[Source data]
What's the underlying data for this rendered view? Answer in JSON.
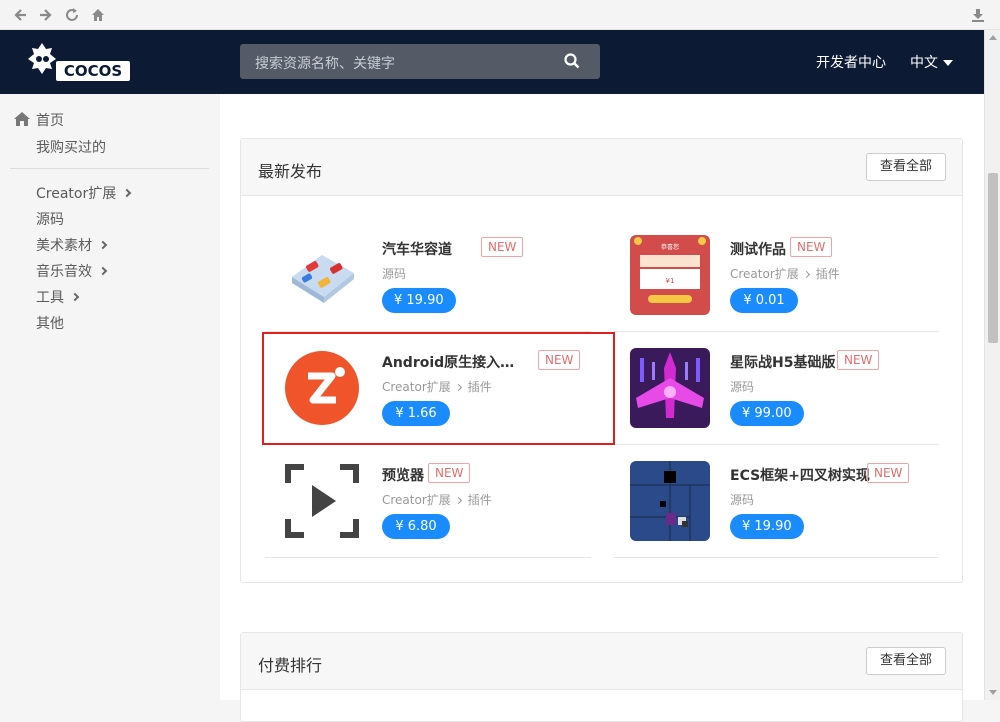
{
  "browser": {
    "icons": [
      "back-icon",
      "forward-icon",
      "reload-icon",
      "home-icon",
      "download-icon"
    ]
  },
  "header": {
    "logo_text": "COCOS",
    "search_placeholder": "搜索资源名称、关键字",
    "dev_center": "开发者中心",
    "language": "中文"
  },
  "sidebar": {
    "home": "首页",
    "purchased": "我购买过的",
    "categories": [
      {
        "label": "Creator扩展",
        "has_children": true
      },
      {
        "label": "源码",
        "has_children": false
      },
      {
        "label": "美术素材",
        "has_children": true
      },
      {
        "label": "音乐音效",
        "has_children": true
      },
      {
        "label": "工具",
        "has_children": true
      },
      {
        "label": "其他",
        "has_children": false
      }
    ]
  },
  "latest": {
    "title": "最新发布",
    "view_all": "查看全部",
    "items": [
      {
        "name": "汽车华容道",
        "badge": "NEW",
        "category": "源码",
        "subcategory": "",
        "price": "¥ 19.90"
      },
      {
        "name": "测试作品",
        "badge": "NEW",
        "category": "Creator扩展",
        "subcategory": "插件",
        "price": "¥ 0.01"
      },
      {
        "name": "Android原生接入微…",
        "badge": "NEW",
        "category": "Creator扩展",
        "subcategory": "插件",
        "price": "¥ 1.66"
      },
      {
        "name": "星际战H5基础版",
        "badge": "NEW",
        "category": "源码",
        "subcategory": "",
        "price": "¥ 99.00"
      },
      {
        "name": "预览器",
        "badge": "NEW",
        "category": "Creator扩展",
        "subcategory": "插件",
        "price": "¥ 6.80"
      },
      {
        "name": "ECS框架+四叉树实现",
        "badge": "NEW",
        "category": "源码",
        "subcategory": "",
        "price": "¥ 19.90"
      }
    ]
  },
  "paid_ranking": {
    "title": "付费排行",
    "view_all": "查看全部"
  },
  "thumb_texts": {
    "test_work_title": "恭喜您",
    "test_work_price": "¥1"
  },
  "colors": {
    "header_bg": "#0d1a33",
    "price_blue": "#1a8cff",
    "badge_red": "#e46c6c",
    "highlight": "#e02020"
  }
}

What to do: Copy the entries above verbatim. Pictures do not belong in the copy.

Problem solution:
What's the underlying data for this rendered view? Answer in JSON.
{
  "browser": {
    "icons": [
      "back-icon",
      "forward-icon",
      "reload-icon",
      "home-icon",
      "download-icon"
    ]
  },
  "header": {
    "logo_text": "COCOS",
    "search_placeholder": "搜索资源名称、关键字",
    "dev_center": "开发者中心",
    "language": "中文"
  },
  "sidebar": {
    "home": "首页",
    "purchased": "我购买过的",
    "categories": [
      {
        "label": "Creator扩展",
        "has_children": true
      },
      {
        "label": "源码",
        "has_children": false
      },
      {
        "label": "美术素材",
        "has_children": true
      },
      {
        "label": "音乐音效",
        "has_children": true
      },
      {
        "label": "工具",
        "has_children": true
      },
      {
        "label": "其他",
        "has_children": false
      }
    ]
  },
  "latest": {
    "title": "最新发布",
    "view_all": "查看全部",
    "items": [
      {
        "name": "汽车华容道",
        "badge": "NEW",
        "category": "源码",
        "subcategory": "",
        "price": "¥ 19.90"
      },
      {
        "name": "测试作品",
        "badge": "NEW",
        "category": "Creator扩展",
        "subcategory": "插件",
        "price": "¥ 0.01"
      },
      {
        "name": "Android原生接入微…",
        "badge": "NEW",
        "category": "Creator扩展",
        "subcategory": "插件",
        "price": "¥ 1.66"
      },
      {
        "name": "星际战H5基础版",
        "badge": "NEW",
        "category": "源码",
        "subcategory": "",
        "price": "¥ 99.00"
      },
      {
        "name": "预览器",
        "badge": "NEW",
        "category": "Creator扩展",
        "subcategory": "插件",
        "price": "¥ 6.80"
      },
      {
        "name": "ECS框架+四叉树实现",
        "badge": "NEW",
        "category": "源码",
        "subcategory": "",
        "price": "¥ 19.90"
      }
    ]
  },
  "paid_ranking": {
    "title": "付费排行",
    "view_all": "查看全部"
  },
  "thumb_texts": {
    "test_work_title": "恭喜您",
    "test_work_price": "¥1"
  },
  "colors": {
    "header_bg": "#0d1a33",
    "price_blue": "#1a8cff",
    "badge_red": "#e46c6c",
    "highlight": "#e02020"
  }
}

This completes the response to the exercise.